About 30 miles north of Turtle Inn, an unpaved road leads to another man's vision of paradise: Roberto Fabbri's 18-month-old Kanantik Reef & Jungle Resort. A labor of love for the Italian businessman, who had spent most of his life selling yachts, Kanantik is a compound of 25 modern Mayan huts that are the last word in rustic chic: thatched roofs, plank floors, handcrafted log furniture. Nearby is a small pool, a tower for bird and game spotting, and pavilions for the bar, dining, and reception areas. The rest of the land has been left wild. "Kanantik means 'to take care of' in Mayan, and that's what we want to do for our guests," says the tanned 62-year-old Fabbri, who pads about in bare feet and khaki shorts, hair slicked back, making sure that his dream runs flawlessly.
Fabbri came to Belize eight years ago and wound up spending six years building Kanantik. "I didn't even know what a nail was," he says. "But I learned everything, from plumbing to how to fix the telephone lines." Fabbri spared no expense, assembling an impressive collection of "toys," including a 42-foot high-tech Newton dive boat and a 32-foot Newton fishing boat.
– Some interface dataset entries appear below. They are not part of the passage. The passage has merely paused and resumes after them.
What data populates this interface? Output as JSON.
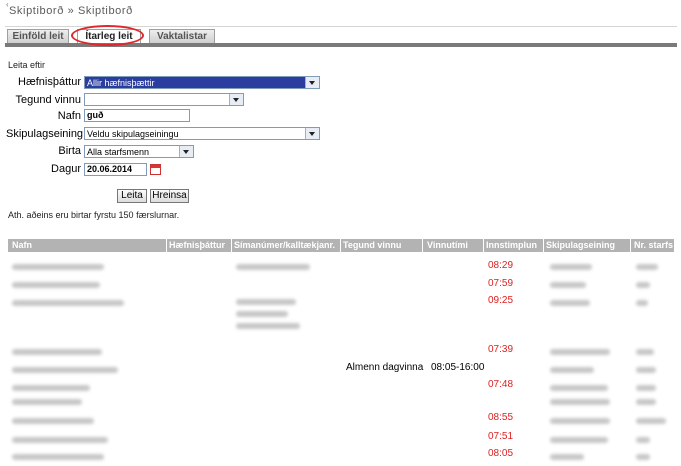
{
  "breadcrumb": "Skiptiborð » Skiptiborð",
  "tabs": [
    {
      "label": "Einföld leit",
      "active": false
    },
    {
      "label": "Ítarleg leit",
      "active": true
    },
    {
      "label": "Vaktalistar",
      "active": false
    }
  ],
  "form": {
    "heading": "Leita eftir",
    "hafnisthattur": {
      "label": "Hæfnisþáttur",
      "value": "Allir hæfnisþættir"
    },
    "tegund_vinnu": {
      "label": "Tegund vinnu",
      "value": ""
    },
    "nafn": {
      "label": "Nafn",
      "value": "guð"
    },
    "skipulagseining": {
      "label": "Skipulagseining",
      "value": "Veldu skipulagseiningu"
    },
    "birta": {
      "label": "Birta",
      "value": "Alla starfsmenn"
    },
    "dagur": {
      "label": "Dagur",
      "value": "20.06.2014"
    },
    "search_button": "Leita",
    "clear_button": "Hreinsa",
    "note": "Ath. aðeins eru birtar fyrstu 150 færslurnar."
  },
  "table": {
    "columns": [
      "Nafn",
      "Hæfnisþáttur",
      "Símanúmer/kalltækjanr.",
      "Tegund vinnu",
      "Vinnutími",
      "Innstimplun",
      "Skipulagseining",
      "Nr. starfs"
    ],
    "rows": [
      {
        "tegund": "",
        "vinnutimi": "",
        "innstimplun": "08:29"
      },
      {
        "tegund": "",
        "vinnutimi": "",
        "innstimplun": "07:59"
      },
      {
        "tegund": "",
        "vinnutimi": "",
        "innstimplun": "09:25"
      },
      {
        "tegund": "",
        "vinnutimi": "",
        "innstimplun": "07:39"
      },
      {
        "tegund": "Almenn dagvinna",
        "vinnutimi": "08:05-16:00",
        "innstimplun": ""
      },
      {
        "tegund": "",
        "vinnutimi": "",
        "innstimplun": "07:48"
      },
      {
        "tegund": "",
        "vinnutimi": "",
        "innstimplun": ""
      },
      {
        "tegund": "",
        "vinnutimi": "",
        "innstimplun": "08:55"
      },
      {
        "tegund": "",
        "vinnutimi": "",
        "innstimplun": "07:51"
      },
      {
        "tegund": "",
        "vinnutimi": "",
        "innstimplun": "08:05"
      }
    ]
  },
  "colors": {
    "accent_red": "#e02020",
    "header_gray": "#b3b3b3",
    "highlight_circle": "#e0262b"
  }
}
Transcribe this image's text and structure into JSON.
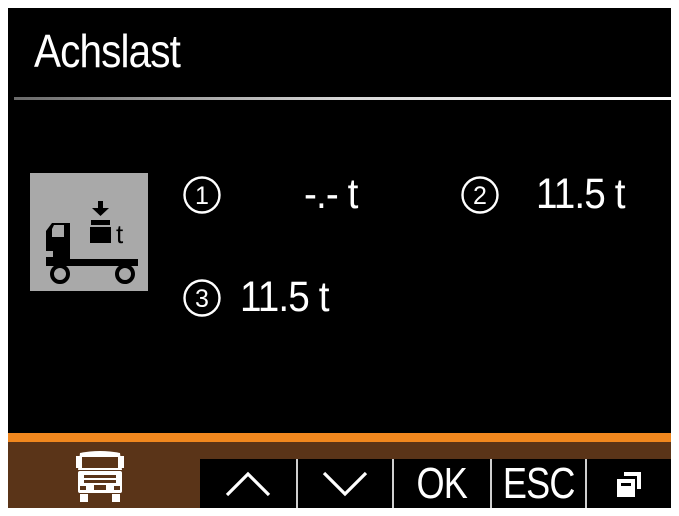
{
  "screen": {
    "title": "Achslast"
  },
  "axles": [
    {
      "number": "1",
      "value": "-.- t"
    },
    {
      "number": "2",
      "value": "11.5 t"
    },
    {
      "number": "3",
      "value": "11.5 t"
    }
  ],
  "icons": {
    "axle_load": "truck-axle-load-icon",
    "home": "truck-front-icon",
    "copy": "copy-pages-icon"
  },
  "softkeys": {
    "up": "up-arrow",
    "down": "down-arrow",
    "ok_label": "OK",
    "esc_label": "ESC",
    "copy": "copy-icon"
  },
  "colors": {
    "accent": "#f0871e",
    "bottom_bar": "#5a3418",
    "icon_box": "#a9a9a9",
    "background": "#000000",
    "text": "#ffffff"
  }
}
With so many aquatic possibilities to choose from, travelers might easily miss one of Belize's greatest natural wonders: Cockscomb Basin Wildlife Sanctuary, just 10 miles from Kanantik's front gate. This 128,000-acre preserve is known for its resident population of some 80 jaguars. Most Kanantik guests are escorted there by Florencio Shal, a Belizean of Mayan descent. Like many staff members, Shal has been with Kanantik since the beginning, helping first to clear the land and then to build the resort. "Many people in Belize hire foreigners," Fabbri laments. "I want Belizeans to do the job." Fabbri is always looking for ways to incorporate native culture into the operation of the resort. Though the dinner menu is Mediterranean, lunch features regional specialties such as coconut soup and mashed plantains. And at least once a week, the bar's lounge music gives way to the drumming of a local Garifuna group. The Garifuna are descendants of African slaves and indigenous Carib Indians, and their distinctive music has evolved into something called punta-rock; Belizean groups like the Punta Rebels have achieved success on the world-music scene.
When Roberto Fabbri and his business partner came to Belize in 1995, they had millions of dollars to create Kanantik. When Mick and Lucy Fleming arrived in 1977, they had about $300. The young couple had heard that a parcel of land was available for homesteading in western Belize's mountainous Cayo District, near the Guatemalan border, and wound up leasing it for vegetable farming. At the time, neither had any idea that their back-to-the-land adventure would become one of Belize's most prestigious eco-resorts: the Lodge at Chaa Creek.